On March 31, 1937, Haywood sailed for France aboard the Aquitania. In Spain, Haywood served as the assistant Regimental Commissar with the rank of Captain. Following a dispute with other members of the leadership and charges of cowardice, Haywood was ordered back to the United States in the fall of 1937. In May 1938, due to his conduct in Spain, Haywood was removed from the politburo of the Communist party.
In October 1939, Haywood suffered a heart attack. Since his ailment was found to be related to his service in World War I, Haywood received a veteran's disability pension and was exempted from service in World War II. While recovering from the heart attack, Haywood moved to Los Angeles. There he married Belle Lewis, whom he had known from union activities in the early 1930s. He continued to be active in the Communist party at the local level. In June 1943 Haywood joined the Merchant Marine where he remained until after the end of World War II, when he and Belle moved to New York.

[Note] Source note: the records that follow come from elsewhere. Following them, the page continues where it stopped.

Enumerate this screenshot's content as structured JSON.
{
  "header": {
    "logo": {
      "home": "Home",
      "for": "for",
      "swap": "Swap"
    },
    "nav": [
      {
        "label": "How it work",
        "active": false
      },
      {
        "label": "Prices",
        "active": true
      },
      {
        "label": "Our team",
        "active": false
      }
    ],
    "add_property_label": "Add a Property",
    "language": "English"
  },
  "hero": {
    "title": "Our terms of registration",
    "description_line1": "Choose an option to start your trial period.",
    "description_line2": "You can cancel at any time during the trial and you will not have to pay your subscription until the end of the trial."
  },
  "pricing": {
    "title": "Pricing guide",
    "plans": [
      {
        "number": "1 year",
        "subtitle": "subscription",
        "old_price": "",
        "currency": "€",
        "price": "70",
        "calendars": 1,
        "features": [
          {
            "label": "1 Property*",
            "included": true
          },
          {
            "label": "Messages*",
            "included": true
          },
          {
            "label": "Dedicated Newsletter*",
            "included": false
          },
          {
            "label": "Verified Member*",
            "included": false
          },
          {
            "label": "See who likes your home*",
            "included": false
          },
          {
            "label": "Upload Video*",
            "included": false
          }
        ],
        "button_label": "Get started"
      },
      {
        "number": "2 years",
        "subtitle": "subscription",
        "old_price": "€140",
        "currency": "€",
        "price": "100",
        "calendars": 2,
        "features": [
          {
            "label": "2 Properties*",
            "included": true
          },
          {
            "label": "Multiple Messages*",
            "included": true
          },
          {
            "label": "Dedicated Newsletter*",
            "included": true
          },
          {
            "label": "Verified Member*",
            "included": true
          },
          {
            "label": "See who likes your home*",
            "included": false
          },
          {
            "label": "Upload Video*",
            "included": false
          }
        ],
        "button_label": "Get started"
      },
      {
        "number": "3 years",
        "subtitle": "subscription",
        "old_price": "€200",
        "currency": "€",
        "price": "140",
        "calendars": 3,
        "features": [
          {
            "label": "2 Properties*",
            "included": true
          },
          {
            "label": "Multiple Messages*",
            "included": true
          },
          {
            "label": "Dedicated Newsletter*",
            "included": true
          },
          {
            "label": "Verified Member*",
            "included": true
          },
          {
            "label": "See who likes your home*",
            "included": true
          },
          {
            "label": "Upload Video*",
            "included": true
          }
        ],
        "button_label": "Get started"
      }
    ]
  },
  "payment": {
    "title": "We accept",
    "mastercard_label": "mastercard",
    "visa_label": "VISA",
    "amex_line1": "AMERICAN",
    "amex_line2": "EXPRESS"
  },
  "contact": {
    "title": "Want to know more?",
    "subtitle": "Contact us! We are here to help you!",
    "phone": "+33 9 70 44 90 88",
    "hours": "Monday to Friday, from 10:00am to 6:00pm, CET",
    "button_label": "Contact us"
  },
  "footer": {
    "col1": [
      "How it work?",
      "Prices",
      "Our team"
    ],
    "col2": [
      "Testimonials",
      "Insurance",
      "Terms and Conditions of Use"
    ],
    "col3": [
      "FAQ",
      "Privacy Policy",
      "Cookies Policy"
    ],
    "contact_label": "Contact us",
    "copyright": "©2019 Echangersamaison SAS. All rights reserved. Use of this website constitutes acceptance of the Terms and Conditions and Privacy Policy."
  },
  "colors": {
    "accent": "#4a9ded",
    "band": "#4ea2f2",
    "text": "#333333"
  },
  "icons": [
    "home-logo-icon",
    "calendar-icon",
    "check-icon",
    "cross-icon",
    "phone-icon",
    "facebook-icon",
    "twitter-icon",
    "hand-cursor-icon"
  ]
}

In 1948 Haywood published his first book Negro Liberation. In 1955 Haywood divorced Belle Lewis and married Gwen Midlo. Throughout the late 1950s Haywood was embroiled in the Communist Party's internal conflicts. At one point he was involved (along with fellow Lincoln Brigade veteran Admiral Kilpatrick) in the short-lived Provisional Organizing Committee for a Communist Party (POC), a black and Latino-led attempt to found a new left-wing party. Haywood was expelled from the Communist Party in 1959. Prior to his expulsion, Haywood moved with his family to Mexico City where they remained until 1970 when he returned to the United States. In 1978, he published his autobiography, Black Bolshevik.
Haywood died on January 4, 1985.
ALB Archival Materials
Bill Lawrence, Harry Haywood, and Ed Bender (Peter Carroll Collection)
Full Database Record